__EXERCISE DESCRIPTION__. Repeat the whole listing exactly, leaving nothing out.
■ ■ ■
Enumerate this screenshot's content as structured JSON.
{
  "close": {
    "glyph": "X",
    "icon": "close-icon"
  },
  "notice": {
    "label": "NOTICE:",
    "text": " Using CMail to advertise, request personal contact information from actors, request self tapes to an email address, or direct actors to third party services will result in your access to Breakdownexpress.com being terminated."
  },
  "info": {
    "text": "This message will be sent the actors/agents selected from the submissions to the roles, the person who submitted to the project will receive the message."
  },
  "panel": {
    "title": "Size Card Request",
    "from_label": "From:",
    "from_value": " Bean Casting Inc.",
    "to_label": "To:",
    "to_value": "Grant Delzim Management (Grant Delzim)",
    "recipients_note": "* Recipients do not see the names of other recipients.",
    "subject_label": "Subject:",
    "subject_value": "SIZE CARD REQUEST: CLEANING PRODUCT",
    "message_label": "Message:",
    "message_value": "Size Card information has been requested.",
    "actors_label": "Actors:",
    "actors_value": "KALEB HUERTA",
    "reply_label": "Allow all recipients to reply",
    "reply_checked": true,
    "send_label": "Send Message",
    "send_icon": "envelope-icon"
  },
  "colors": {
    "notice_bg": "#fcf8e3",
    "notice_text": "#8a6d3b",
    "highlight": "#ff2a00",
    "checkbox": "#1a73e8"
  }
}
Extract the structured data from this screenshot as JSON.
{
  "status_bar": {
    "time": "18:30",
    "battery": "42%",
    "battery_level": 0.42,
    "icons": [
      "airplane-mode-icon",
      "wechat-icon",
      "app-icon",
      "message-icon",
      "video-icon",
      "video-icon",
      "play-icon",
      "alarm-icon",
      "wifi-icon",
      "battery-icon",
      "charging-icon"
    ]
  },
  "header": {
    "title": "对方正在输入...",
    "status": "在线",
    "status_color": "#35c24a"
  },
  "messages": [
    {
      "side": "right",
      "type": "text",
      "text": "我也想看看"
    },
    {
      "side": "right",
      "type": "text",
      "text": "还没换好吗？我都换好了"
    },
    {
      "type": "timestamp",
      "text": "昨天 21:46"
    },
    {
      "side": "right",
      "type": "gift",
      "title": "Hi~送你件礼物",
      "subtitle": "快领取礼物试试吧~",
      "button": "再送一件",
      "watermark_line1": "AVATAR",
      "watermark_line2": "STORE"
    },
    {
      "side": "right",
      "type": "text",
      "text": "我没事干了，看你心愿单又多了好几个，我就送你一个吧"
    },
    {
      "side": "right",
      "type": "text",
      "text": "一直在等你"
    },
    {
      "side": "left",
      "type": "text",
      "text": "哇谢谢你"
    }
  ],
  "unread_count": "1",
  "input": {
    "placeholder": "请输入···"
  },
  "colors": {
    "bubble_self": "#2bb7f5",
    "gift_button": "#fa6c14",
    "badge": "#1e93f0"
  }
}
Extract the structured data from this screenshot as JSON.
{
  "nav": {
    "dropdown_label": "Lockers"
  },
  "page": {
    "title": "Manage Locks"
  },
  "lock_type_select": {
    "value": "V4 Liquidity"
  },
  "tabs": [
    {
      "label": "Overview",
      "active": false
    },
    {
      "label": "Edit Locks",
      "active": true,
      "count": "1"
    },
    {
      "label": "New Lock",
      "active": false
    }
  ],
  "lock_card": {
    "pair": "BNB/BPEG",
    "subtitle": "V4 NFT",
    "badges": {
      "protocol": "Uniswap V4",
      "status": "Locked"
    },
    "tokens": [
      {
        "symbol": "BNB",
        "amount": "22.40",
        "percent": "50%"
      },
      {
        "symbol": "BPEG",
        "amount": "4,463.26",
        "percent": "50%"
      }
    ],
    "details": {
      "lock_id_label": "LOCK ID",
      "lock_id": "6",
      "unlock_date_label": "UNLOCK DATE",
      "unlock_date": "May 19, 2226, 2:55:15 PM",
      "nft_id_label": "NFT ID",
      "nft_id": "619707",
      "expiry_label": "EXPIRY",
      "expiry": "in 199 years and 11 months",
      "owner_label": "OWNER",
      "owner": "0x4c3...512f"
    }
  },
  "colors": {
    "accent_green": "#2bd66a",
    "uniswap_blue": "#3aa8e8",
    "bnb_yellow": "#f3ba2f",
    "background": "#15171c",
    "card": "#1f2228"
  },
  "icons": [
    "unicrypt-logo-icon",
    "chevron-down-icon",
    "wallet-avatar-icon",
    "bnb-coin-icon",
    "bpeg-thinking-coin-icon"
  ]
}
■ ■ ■
__ANSWER FOR THE TASK__.
Enumerate this screenshot's content as structured JSON.
{
  "close": {
    "glyph": "X",
    "icon": "close-icon"
  },
  "notice": {
    "label": "NOTICE:",
    "text": " Using CMail to advertise, request personal contact information from actors, request self tapes to an email address, or direct actors to third party services will result in your access to Breakdownexpress.com being terminated."
  },
  "info": {
    "text": "This message will be sent the actors/agents selected from the submissions to the roles, the person who submitted to the project will receive the message."
  },
  "panel": {
    "title": "Size Card Request",
    "from_label": "From:",
    "from_value": " Bean Casting Inc.",
    "to_label": "To:",
    "to_value": "Grant Delzim Management (Grant Delzim)",
    "recipients_note": "* Recipients do not see the names of other recipients.",
    "subject_label": "Subject:",
    "subject_value": "SIZE CARD REQUEST: CLEANING PRODUCT",
    "message_label": "Message:",
    "message_value": "Size Card information has been requested.",
    "actors_label": "Actors:",
    "actors_value": "KALEB HUERTA",
    "reply_label": "Allow all recipients to reply",
    "reply_checked": true,
    "send_label": "Send Message",
    "send_icon": "envelope-icon"
  },
  "colors": {
    "notice_bg": "#fcf8e3",
    "notice_text": "#8a6d3b",
    "highlight": "#ff2a00",
    "checkbox": "#1a73e8"
  }
}
Extract the structured data from this screenshot as JSON.
{
  "status_bar": {
    "time": "18:30",
    "battery": "42%",
    "battery_level": 0.42,
    "icons": [
      "airplane-mode-icon",
      "wechat-icon",
      "app-icon",
      "message-icon",
      "video-icon",
      "video-icon",
      "play-icon",
      "alarm-icon",
      "wifi-icon",
      "battery-icon",
      "charging-icon"
    ]
  },
  "header": {
    "title": "对方正在输入...",
    "status": "在线",
    "status_color": "#35c24a"
  },
  "messages": [
    {
      "side": "right",
      "type": "text",
      "text": "我也想看看"
    },
    {
      "side": "right",
      "type": "text",
      "text": "还没换好吗？我都换好了"
    },
    {
      "type": "timestamp",
      "text": "昨天 21:46"
    },
    {
      "side": "right",
      "type": "gift",
      "title": "Hi~送你件礼物",
      "subtitle": "快领取礼物试试吧~",
      "button": "再送一件",
      "watermark_line1": "AVATAR",
      "watermark_line2": "STORE"
    },
    {
      "side": "right",
      "type": "text",
      "text": "我没事干了，看你心愿单又多了好几个，我就送你一个吧"
    },
    {
      "side": "right",
      "type": "text",
      "text": "一直在等你"
    },
    {
      "side": "left",
      "type": "text",
      "text": "哇谢谢你"
    }
  ],
  "unread_count": "1",
  "input": {
    "placeholder": "请输入···"
  },
  "colors": {
    "bubble_self": "#2bb7f5",
    "gift_button": "#fa6c14",
    "badge": "#1e93f0"
  }
}
Extract the structured data from this screenshot as JSON.
{
  "nav": {
    "dropdown_label": "Lockers"
  },
  "page": {
    "title": "Manage Locks"
  },
  "lock_type_select": {
    "value": "V4 Liquidity"
  },
  "tabs": [
    {
      "label": "Overview",
      "active": false
    },
    {
      "label": "Edit Locks",
      "active": true,
      "count": "1"
    },
    {
      "label": "New Lock",
      "active": false
    }
  ],
  "lock_card": {
    "pair": "BNB/BPEG",
    "subtitle": "V4 NFT",
    "badges": {
      "protocol": "Uniswap V4",
      "status": "Locked"
    },
    "tokens": [
      {
        "symbol": "BNB",
        "amount": "22.40",
        "percent": "50%"
      },
      {
        "symbol": "BPEG",
        "amount": "4,463.26",
        "percent": "50%"
      }
    ],
    "details": {
      "lock_id_label": "LOCK ID",
      "lock_id": "6",
      "unlock_date_label": "UNLOCK DATE",
      "unlock_date": "May 19, 2226, 2:55:15 PM",
      "nft_id_label": "NFT ID",
      "nft_id": "619707",
      "expiry_label": "EXPIRY",
      "expiry": "in 199 years and 11 months",
      "owner_label": "OWNER",
      "owner": "0x4c3...512f"
    }
  },
  "colors": {
    "accent_green": "#2bd66a",
    "uniswap_blue": "#3aa8e8",
    "bnb_yellow": "#f3ba2f",
    "background": "#15171c",
    "card": "#1f2228"
  },
  "icons": [
    "unicrypt-logo-icon",
    "chevron-down-icon",
    "wallet-avatar-icon",
    "bnb-coin-icon",
    "bpeg-thinking-coin-icon"
  ]
}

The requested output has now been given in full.